Exercise | From top to bottom, retype the data exactly, passing over any picture.

App and web page records
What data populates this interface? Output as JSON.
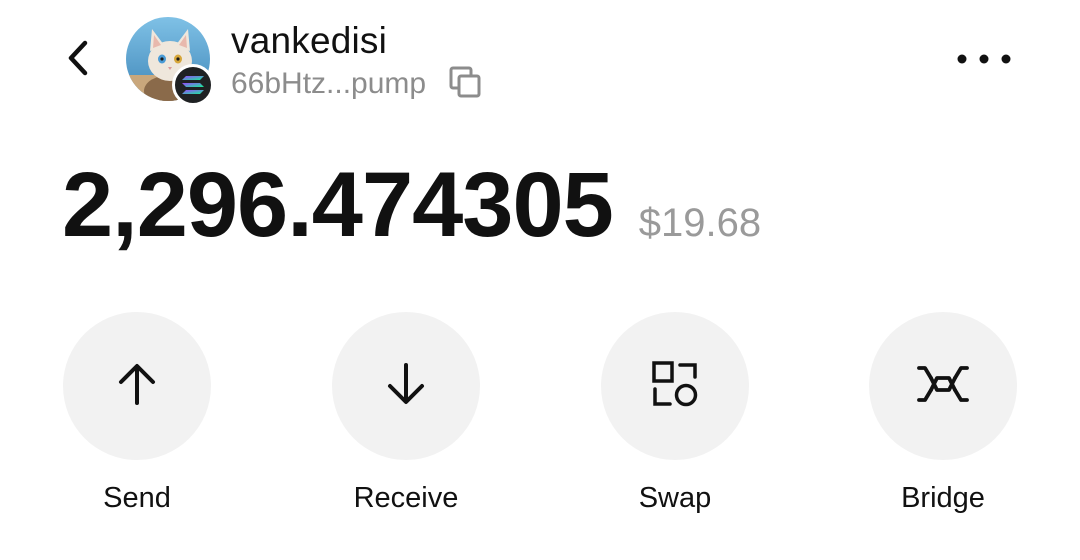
{
  "header": {
    "token_name": "vankedisi",
    "address": "66bHtz...pump",
    "back_icon": "chevron-left-icon",
    "copy_icon": "copy-icon",
    "more_icon": "more-horizontal-icon",
    "avatar_icon": "cat-avatar-icon",
    "chain_icon": "solana-icon"
  },
  "balance": {
    "amount": "2,296.474305",
    "usd_value": "$19.68"
  },
  "actions": [
    {
      "label": "Send",
      "icon": "arrow-up-icon"
    },
    {
      "label": "Receive",
      "icon": "arrow-down-icon"
    },
    {
      "label": "Swap",
      "icon": "swap-icon"
    },
    {
      "label": "Bridge",
      "icon": "bridge-icon"
    }
  ],
  "colors": {
    "text_primary": "#111111",
    "text_secondary": "#8c8c8c",
    "button_background": "#f2f2f2",
    "background": "#ffffff"
  }
}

Response box |
What data populates this interface? Output as JSON.
{
  "header": {
    "token_name": "vankedisi",
    "address": "66bHtz...pump",
    "back_icon": "chevron-left-icon",
    "copy_icon": "copy-icon",
    "more_icon": "more-horizontal-icon",
    "avatar_icon": "cat-avatar-icon",
    "chain_icon": "solana-icon"
  },
  "balance": {
    "amount": "2,296.474305",
    "usd_value": "$19.68"
  },
  "actions": [
    {
      "label": "Send",
      "icon": "arrow-up-icon"
    },
    {
      "label": "Receive",
      "icon": "arrow-down-icon"
    },
    {
      "label": "Swap",
      "icon": "swap-icon"
    },
    {
      "label": "Bridge",
      "icon": "bridge-icon"
    }
  ],
  "colors": {
    "text_primary": "#111111",
    "text_secondary": "#8c8c8c",
    "button_background": "#f2f2f2",
    "background": "#ffffff"
  }
}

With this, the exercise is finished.